The state’s two largest public employee unions, his predecessor and scores of other public figures weigh in. Hernandez is unbowed.

The Oregon Legislature's Joint Committee on Conduct today began hearings on allegations against state Rep. Diego Hernandez (D-East Portland), who was accused of harassing several women who worked in politics.

Related: Harassment Report on Rep. Diego Hernandez Finds Women Reasonably Felt He Was Threatening Their Jobs

On the eve of the hearings, Service Employees International Union, the state's biggest public employee labor group, which noted that 65% of its 85,000 members are women, said it wants nothing further to do with Hernandez. The letter from SEIU Local 503 executive director Melissa Unger and Local 49 president Meg Niemi to the Conduct Committee and House leadership stopped just short of calling for Hernandez's ouster.

"SEIU believes Rep. Hernandez has engaged in sexual harassment of at least two women whom he had professional contact with and used his power to threaten their careers and credibility in the Capitol," the two wrote. "SEIU will no longer allow any of our staff or members to conduct business of any nature with Rep. Hernandez and we ask that you take appropriate action to protect other Capitol staff and members of the lobby."

The Oregon Education Association went further in its response.

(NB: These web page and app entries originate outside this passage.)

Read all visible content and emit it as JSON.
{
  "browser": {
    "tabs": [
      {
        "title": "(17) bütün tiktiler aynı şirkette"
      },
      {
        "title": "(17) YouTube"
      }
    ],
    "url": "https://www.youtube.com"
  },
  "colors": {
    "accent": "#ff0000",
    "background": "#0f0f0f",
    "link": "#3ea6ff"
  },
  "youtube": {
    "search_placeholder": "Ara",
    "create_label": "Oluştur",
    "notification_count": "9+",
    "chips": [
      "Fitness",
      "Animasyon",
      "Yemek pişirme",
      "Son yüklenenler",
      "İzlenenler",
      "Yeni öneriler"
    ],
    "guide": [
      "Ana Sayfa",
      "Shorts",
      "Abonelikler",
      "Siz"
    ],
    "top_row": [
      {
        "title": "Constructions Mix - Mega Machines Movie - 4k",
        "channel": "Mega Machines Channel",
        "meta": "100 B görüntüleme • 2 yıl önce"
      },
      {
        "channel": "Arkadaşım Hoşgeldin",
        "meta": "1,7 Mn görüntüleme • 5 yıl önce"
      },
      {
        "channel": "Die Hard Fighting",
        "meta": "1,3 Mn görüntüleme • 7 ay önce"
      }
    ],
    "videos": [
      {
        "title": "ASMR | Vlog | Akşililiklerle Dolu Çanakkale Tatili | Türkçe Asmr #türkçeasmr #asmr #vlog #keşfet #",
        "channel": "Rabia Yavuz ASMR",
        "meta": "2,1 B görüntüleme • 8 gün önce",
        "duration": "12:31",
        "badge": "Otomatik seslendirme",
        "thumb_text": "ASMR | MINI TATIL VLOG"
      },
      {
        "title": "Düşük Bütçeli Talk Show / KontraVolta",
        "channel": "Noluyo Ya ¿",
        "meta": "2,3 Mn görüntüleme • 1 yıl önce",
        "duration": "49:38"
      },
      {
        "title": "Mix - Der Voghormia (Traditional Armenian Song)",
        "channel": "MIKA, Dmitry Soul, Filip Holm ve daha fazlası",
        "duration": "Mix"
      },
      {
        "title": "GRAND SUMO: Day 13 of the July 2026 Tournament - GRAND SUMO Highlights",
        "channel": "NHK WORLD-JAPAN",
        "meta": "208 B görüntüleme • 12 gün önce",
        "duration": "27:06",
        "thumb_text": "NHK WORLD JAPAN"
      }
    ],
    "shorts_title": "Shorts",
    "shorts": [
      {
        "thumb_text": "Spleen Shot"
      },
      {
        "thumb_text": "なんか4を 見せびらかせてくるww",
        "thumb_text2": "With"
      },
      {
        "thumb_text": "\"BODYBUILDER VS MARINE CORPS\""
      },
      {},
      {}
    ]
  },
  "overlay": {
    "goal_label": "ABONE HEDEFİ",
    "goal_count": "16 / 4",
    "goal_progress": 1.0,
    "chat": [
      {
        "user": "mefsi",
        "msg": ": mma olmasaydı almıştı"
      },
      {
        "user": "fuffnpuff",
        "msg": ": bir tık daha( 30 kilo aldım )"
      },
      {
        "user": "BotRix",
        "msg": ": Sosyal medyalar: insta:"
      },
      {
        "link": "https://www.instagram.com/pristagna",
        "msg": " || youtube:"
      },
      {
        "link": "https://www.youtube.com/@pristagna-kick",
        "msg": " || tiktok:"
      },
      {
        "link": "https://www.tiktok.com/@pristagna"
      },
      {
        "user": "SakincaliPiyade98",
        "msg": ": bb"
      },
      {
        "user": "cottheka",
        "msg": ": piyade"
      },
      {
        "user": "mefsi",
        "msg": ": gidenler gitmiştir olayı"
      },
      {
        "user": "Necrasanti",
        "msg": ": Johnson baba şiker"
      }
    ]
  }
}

"The report released this week by outside investigators has confirmed that Rep. Hernandez abused his power and created a hostile environment for women working at the state Capitol," said OEA president John Larson in a Jan. 29 statement. "These abuses of power have made us lose our confidence in Rep. Hernandez, and we believe that he can no longer effectively represent the members of his district. We believe that Rep. Hernandez should step down from office."

And today, as what is expected to be several days of hearings on the report commenced, a group that included Multnomah County Commissioner Jessica Vega Pederson, Hernandez's predecessor in the House District 47 seat and a longtime fellow leader in the Latinx community, urged the committee to hold Hernandez accountable.

"The time to act is now," the letter says. "Please recommend bold and swift action in order to protect people from harassment,  intimidation and abuse of power at the hands of elected officials."

For his part, Hernandez reacted to publication of the investigative report last week by Oregon Public Broadcasting and WW by saying he was the victim of a "vendetta."

"The process has not been fair, timely, nor have I been given the opportunity to speak the truth," Hernandez wrote in a lengthy Facebook post. 

"The facts laid out in this report detail consensual and complicated relationships with messy endings. I made mistakes in these relationships, which I know because I have now heard fully how I made partners feel uncomfortable. I recognize that I have not always conducted myself perfectly. However, deep down I know that attempts to vilify me are misguided."

And, Hernandez vowed, he intends to continue to serve the district, which first elected him in 2016.

"It is my intention to stay in the Legislature, to remain a member of the Democratic caucus, and to bring my desire for reconciliation to my caucus, to all of my colleagues, and to everyone who feels I have caused harm," Hernandez concluded. "These rifts in the Legislature are distracting us from important work that must be done."